## Task goal
Check each line of the records below and collect those that include the word "filename".

(Beginning of Data for review)

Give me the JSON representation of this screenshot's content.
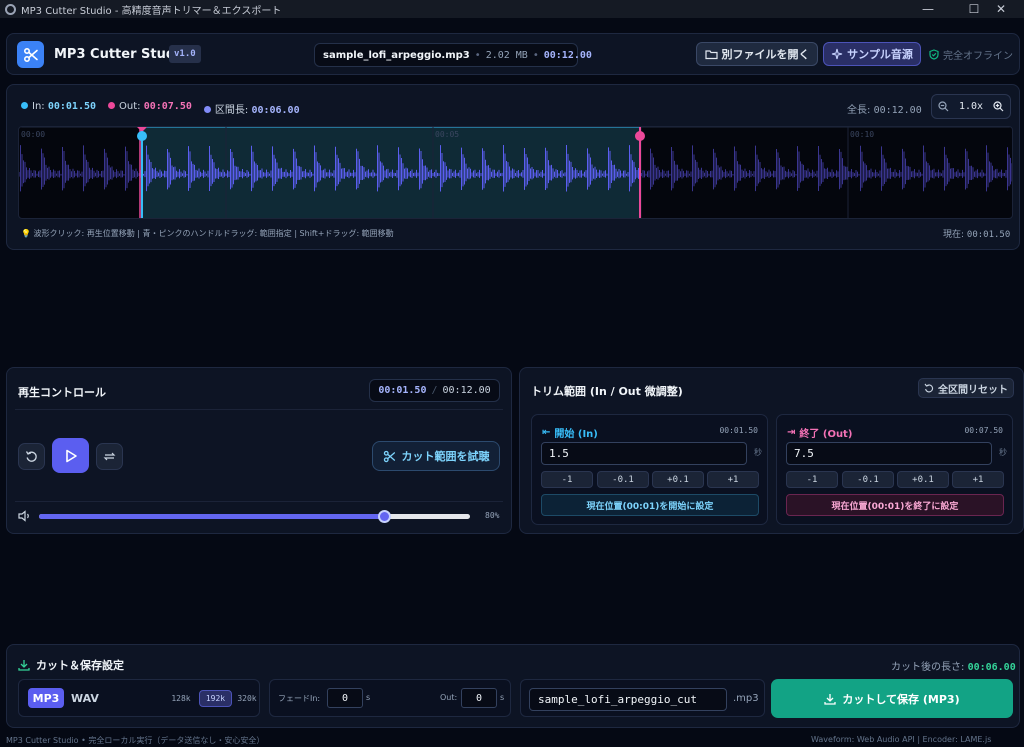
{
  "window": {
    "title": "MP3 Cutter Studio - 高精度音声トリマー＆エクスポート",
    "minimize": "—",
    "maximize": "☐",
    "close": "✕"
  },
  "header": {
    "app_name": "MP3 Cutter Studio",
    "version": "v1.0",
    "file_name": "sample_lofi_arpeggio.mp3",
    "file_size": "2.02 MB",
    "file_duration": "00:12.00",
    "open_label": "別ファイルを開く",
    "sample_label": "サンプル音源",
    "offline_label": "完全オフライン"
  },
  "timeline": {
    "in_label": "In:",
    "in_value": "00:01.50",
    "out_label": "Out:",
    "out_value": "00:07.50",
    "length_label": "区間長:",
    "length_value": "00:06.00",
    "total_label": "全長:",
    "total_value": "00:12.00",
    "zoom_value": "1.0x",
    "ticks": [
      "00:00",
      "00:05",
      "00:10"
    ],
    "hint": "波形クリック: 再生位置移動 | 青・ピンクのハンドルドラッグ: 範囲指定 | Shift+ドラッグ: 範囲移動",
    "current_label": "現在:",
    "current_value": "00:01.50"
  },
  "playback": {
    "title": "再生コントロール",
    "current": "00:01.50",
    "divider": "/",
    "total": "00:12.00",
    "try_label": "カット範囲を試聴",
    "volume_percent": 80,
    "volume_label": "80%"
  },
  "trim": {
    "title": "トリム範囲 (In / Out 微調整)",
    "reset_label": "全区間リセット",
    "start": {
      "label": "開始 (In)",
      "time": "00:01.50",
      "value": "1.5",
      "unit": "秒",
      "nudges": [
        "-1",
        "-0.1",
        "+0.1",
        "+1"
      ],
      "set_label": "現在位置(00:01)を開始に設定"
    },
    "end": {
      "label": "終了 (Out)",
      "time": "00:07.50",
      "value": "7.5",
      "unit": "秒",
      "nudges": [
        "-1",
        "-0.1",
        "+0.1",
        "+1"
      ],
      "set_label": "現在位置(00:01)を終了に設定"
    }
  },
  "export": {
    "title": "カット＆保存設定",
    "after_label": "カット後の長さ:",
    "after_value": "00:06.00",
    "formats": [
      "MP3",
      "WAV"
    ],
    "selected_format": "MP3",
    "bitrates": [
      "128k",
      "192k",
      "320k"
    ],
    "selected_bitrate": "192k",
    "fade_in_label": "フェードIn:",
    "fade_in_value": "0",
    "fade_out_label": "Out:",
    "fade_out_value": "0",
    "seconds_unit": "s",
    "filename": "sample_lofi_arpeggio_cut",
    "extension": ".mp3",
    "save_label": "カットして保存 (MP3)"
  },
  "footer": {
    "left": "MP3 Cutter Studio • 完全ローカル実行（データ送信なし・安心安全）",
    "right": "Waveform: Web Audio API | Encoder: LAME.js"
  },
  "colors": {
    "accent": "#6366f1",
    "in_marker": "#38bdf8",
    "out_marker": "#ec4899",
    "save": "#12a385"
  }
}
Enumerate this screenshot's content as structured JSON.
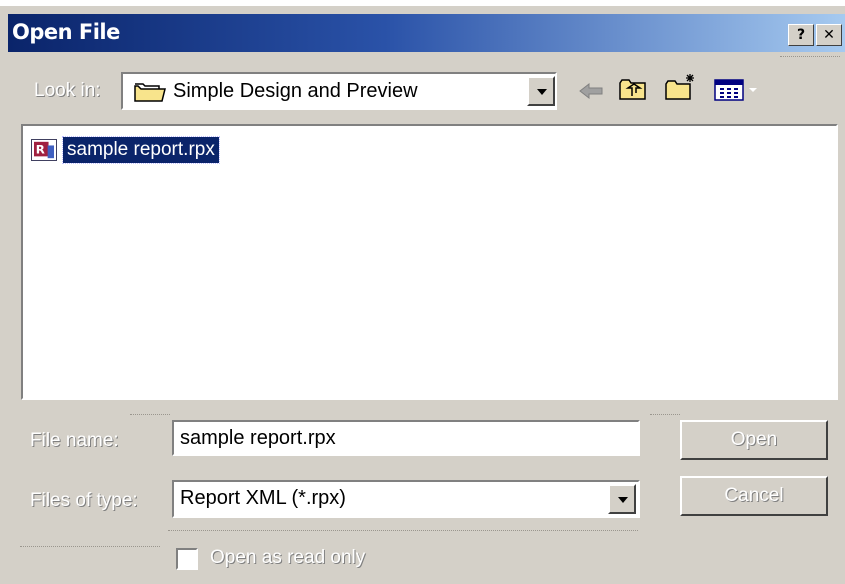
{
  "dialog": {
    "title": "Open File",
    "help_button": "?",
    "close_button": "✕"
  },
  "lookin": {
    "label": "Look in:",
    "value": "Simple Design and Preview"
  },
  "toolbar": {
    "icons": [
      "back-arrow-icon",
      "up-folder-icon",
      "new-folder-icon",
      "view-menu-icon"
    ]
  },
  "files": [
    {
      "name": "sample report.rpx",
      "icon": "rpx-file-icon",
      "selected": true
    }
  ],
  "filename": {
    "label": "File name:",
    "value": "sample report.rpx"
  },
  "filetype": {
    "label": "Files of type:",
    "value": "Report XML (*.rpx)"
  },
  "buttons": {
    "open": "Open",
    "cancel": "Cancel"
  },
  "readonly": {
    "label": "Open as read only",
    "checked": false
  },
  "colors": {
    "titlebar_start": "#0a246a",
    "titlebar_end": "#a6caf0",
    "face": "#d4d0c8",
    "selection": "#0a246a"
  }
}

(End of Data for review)

## Exercise answer
    "filename": "sample_lofi_arpeggio_cut",
  "filename": {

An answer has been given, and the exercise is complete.